Make high-quality education a priority for every child in America. The passage of the Every Student Succeeds Act shows what’s possible when Congress puts politics aside and works together to improve our education system. While the legislation is not perfect, Hillary believes it will help give states and teachers flexibility to serve the needs of their students, while ensuring schools are held accountable for raising the achievement of all children—especially low-income students, students of color, English Language Learners, and students with disabilities. The bill will allow communities to strike a balance on testing as a measure of student success, require districts and states to take action to turn around struggling schools, and expand resources for teacher development, early childhood education, and high-quality public charter schools. Hillary will work to make sure this law is implemented effectively and that we make the necessary investments—like universal pre-K and other early learning programs—to give every child a strong start and access to a world-class education.
Support educators. Hillary knows good teachers are key to improving student learning. But we don’t do enough to ensure that teachers receive the training, mentorship, and support they need to succeed and thrive in the classroom. Hillary will listen to teachers, invest in their training and professional development, and recruit the best and brightest into the profession.
Improve student outcomes. Hillary believes we can do more to meet the needs of students by providing opportunities geared toward their individual skills and educational goals. She will work to ensure students with disabilities, in particular, have the resources and support they need throughout their school years.

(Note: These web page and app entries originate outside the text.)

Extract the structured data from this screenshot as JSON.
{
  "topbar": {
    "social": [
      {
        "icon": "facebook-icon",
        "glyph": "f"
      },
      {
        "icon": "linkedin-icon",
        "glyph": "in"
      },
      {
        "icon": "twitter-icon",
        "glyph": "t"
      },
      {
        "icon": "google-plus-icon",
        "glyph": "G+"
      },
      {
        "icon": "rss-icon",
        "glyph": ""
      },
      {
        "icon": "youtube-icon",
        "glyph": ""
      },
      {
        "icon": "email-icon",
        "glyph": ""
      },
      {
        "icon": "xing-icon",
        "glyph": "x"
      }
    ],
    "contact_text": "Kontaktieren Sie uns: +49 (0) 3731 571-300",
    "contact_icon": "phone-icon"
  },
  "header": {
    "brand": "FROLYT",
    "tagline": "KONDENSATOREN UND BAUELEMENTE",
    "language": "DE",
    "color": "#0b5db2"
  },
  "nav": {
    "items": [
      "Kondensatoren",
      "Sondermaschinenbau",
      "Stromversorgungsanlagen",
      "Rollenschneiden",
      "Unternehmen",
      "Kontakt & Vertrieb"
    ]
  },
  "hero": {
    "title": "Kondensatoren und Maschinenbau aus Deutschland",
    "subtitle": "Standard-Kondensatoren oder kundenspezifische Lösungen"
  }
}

Jill Stein

Green Party Candidate for President

Education as a Right:

Abolish student debt to free a generation of Americans from debt servitude. Guarantee tuition-free, world-class public education from pre-school through university. End high stakes testing and public school privatization.

  • Guarantee tuition-free, world-class public education from pre-school through university.
  • Abolish student debt to free a generation of Americans from debt servitude.
  • Protect our public school systems from privatization.
  • Use restorative justice to address conflicts before they occur, and involve students in the process.
  • Evaluate teacher performance through assessment by fellow professionals. Do not rely on high stakes tests that reflect economic status of the community, and punish teachers working in low income communities of color.
  • Replace Common Core with curriculum developed by educators, not corporations, with input from parents and communities.
  • Stop denying students diplomas based on high stakes tests.
  • Stop using merit pay to punish teachers who work with the most challenging student populations.
  • Restore arts, music and recreation to school curriculums.
  • Ensure racially inclusive, sensitive and relevant curriculums.
  • Use Department of Education powers to offer grants and funding to encourage metropolitan desegregation plans based on socioeconomically balanced schools.
  • Recognize poverty as the key obstacle to learning. Ensure that kids come to school ready to learn: healthy, nourished, secure and free from violence.
  • Increase federal funding of public schools to equalize public school funding.